A: It's easy; start with a top-10 one.

This is what the Duke University administration has been busily doing for two years now. Their latest newsmaker -- petitioning to shut down the website of the students who are suing the university and town -- is at least comprehensible: the administration is simply playing the bad hand they have dealt themselves.

Duke's rise as the uncontested flagship of the New South was amazing. In the 1980's, there was not much to choose between Duke and Georgia Tech; Rice was better at sciences and engineering, and U. Va. was better at everything else. Then, somehow, everything blossomed at once: Duke's bulked-up arts and humanities departments won top rankings, while its students won mathematics and computing competitions, and [perhaps most amazingly] it punched through the wall of northeastern self-regard to appear regularly in the U.S. News top five.

But a university is run by, and largely for the benefit of, its faculty.
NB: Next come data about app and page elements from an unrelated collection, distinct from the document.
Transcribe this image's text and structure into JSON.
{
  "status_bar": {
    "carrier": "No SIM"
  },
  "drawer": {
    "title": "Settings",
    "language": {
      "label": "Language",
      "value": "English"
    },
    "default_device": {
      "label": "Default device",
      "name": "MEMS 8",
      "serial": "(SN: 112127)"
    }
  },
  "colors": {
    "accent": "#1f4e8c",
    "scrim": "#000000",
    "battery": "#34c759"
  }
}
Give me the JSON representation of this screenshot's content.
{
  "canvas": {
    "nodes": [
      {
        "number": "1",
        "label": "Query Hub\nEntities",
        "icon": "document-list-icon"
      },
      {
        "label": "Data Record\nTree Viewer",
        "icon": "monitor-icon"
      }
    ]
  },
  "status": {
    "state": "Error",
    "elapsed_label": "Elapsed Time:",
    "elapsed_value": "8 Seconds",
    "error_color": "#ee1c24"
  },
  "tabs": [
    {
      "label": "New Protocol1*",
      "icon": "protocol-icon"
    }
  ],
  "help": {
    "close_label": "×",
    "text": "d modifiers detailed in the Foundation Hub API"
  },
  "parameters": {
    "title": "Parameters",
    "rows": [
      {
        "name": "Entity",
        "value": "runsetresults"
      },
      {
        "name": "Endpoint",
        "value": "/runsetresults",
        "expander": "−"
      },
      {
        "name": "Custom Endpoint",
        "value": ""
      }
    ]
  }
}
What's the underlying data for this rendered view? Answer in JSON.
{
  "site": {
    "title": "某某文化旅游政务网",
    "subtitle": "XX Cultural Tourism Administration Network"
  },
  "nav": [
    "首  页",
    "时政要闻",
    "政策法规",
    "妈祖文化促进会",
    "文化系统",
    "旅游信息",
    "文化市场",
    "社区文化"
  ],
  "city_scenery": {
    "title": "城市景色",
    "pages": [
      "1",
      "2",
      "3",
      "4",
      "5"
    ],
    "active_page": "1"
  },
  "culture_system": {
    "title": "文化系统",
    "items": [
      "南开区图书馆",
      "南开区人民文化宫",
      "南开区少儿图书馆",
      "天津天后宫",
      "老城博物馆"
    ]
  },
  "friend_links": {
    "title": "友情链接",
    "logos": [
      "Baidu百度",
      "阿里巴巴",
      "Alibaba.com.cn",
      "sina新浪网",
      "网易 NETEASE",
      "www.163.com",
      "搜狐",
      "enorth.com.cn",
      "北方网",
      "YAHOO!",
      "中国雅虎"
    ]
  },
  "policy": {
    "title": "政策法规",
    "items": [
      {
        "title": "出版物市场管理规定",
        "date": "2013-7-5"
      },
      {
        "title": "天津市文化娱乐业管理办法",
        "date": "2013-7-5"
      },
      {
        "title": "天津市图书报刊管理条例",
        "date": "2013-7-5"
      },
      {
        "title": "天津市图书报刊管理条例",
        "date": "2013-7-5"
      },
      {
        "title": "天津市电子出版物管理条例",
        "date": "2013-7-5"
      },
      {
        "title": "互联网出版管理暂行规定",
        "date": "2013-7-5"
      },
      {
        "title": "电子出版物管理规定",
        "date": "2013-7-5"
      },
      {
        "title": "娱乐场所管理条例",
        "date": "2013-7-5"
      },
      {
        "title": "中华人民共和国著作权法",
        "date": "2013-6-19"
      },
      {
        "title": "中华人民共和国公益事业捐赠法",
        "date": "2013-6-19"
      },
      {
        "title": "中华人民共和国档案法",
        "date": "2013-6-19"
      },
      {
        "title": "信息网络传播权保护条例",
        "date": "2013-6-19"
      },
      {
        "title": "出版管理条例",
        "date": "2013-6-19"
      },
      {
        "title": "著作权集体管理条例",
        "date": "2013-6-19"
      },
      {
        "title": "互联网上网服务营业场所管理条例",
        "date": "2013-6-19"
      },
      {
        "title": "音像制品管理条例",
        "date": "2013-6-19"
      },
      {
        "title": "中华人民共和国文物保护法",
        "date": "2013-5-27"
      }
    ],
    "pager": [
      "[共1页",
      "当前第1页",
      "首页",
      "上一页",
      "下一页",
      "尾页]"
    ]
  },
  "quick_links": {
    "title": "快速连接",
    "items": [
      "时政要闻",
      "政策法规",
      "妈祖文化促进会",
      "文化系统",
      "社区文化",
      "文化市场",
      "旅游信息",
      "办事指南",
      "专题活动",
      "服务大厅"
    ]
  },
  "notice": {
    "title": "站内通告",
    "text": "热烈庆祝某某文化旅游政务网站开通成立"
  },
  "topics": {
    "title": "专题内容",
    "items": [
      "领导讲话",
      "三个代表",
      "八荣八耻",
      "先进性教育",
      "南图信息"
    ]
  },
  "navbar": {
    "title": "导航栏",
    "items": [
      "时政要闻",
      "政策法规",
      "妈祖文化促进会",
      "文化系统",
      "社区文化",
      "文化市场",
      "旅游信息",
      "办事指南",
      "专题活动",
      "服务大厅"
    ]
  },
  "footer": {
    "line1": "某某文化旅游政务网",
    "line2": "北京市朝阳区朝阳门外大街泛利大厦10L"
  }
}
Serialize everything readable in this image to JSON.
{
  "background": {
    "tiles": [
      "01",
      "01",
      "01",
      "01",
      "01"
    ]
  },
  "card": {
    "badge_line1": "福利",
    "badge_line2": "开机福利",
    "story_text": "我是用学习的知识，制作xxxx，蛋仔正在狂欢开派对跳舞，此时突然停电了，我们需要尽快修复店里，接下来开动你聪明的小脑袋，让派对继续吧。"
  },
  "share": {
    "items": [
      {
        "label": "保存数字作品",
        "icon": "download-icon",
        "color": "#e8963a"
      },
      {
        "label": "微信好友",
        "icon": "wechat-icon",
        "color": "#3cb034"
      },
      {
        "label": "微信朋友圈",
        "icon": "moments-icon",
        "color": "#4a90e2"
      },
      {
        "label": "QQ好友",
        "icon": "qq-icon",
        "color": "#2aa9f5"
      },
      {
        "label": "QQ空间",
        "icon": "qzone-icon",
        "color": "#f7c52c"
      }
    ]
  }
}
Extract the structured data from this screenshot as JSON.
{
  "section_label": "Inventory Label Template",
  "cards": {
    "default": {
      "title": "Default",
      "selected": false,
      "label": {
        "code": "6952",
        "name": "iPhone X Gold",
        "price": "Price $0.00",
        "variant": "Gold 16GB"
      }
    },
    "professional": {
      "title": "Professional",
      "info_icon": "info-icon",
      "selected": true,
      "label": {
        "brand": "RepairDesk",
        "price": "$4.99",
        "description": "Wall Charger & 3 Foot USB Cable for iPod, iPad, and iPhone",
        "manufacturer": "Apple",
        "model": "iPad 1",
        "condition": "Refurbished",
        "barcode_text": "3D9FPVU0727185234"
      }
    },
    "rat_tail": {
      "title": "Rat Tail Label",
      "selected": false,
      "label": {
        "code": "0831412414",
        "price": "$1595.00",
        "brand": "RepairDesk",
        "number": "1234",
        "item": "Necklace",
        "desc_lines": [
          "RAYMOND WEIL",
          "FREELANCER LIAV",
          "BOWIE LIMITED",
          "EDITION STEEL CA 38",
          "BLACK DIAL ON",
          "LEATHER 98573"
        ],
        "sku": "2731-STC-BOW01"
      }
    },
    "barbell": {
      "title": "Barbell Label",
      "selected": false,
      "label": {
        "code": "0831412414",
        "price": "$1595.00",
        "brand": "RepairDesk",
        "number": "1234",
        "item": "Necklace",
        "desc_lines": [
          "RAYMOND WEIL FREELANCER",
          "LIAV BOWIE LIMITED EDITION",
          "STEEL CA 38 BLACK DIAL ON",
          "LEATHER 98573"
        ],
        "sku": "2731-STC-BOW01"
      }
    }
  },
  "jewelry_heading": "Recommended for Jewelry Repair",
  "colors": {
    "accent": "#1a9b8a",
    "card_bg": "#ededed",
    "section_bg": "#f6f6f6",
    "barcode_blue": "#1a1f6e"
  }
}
And that faculty, which had driven Duke's rise, naturally had a feeling of power and of secure rightness. They had come to this comparative backwater, and built it into something great, and that was a manifestation of their own intrinsic excellence -- and, for those trafficking in normative issues, of their tendency to be in the right. The politicized portion of the faculty would be irresistibly tempted by the case of the lacrosse players; and who could hold them back?

A university is sustained, over periods of decades, by the deep pockets of grateful alumni [especially those with marginally qualified teenage children] and by the confidence of top faculty that their efforts can be best rewarded there.

Who will be grateful to Duke now? Do its alumni now look forward to being able to announce their affiliation? And would they move heaven and earth -- or at least their bank accounts -- to expose their children to its lawless, envious, back-stabbing environment? I expect that the answers to these questions will be increasingly and embarrassingly clear.

Will the faculty, and the next generation of faculty, still look to Duke as the best avenue for their own advancement? Constancy is not one of the virtues this group has so far demonstrated; and the effort to convince young talent to cast their lot with a high-risk school will be difficult.

Duke is headed back into the obscurity from whence it came. Once again, U.Va. will be older; Rice will be better; and Georgia Tech will be cheaper.

Wednesday, February 27, 2008

Discovery Process

It is not often that the perspicacious Tom Maguire is naive, but his surprise at a Washington Post editorial is just that:

The WaPo offered a laugher of an editorial Sunday, as they tried to figure out Obama's true political leanings... if the answer is not clear it is because the WaPo is in denial of the evidence in front of their eyes.

McCain is the extremist, and his bipartisan efforts will be forgotten now that his opponent is a Democrat. Obama is the centrist, and the fact that he never moves rightward will be ignored. That's the narrative; get used to it.

Though the Powerline title, "A Centrist with No One to His Left", is well said.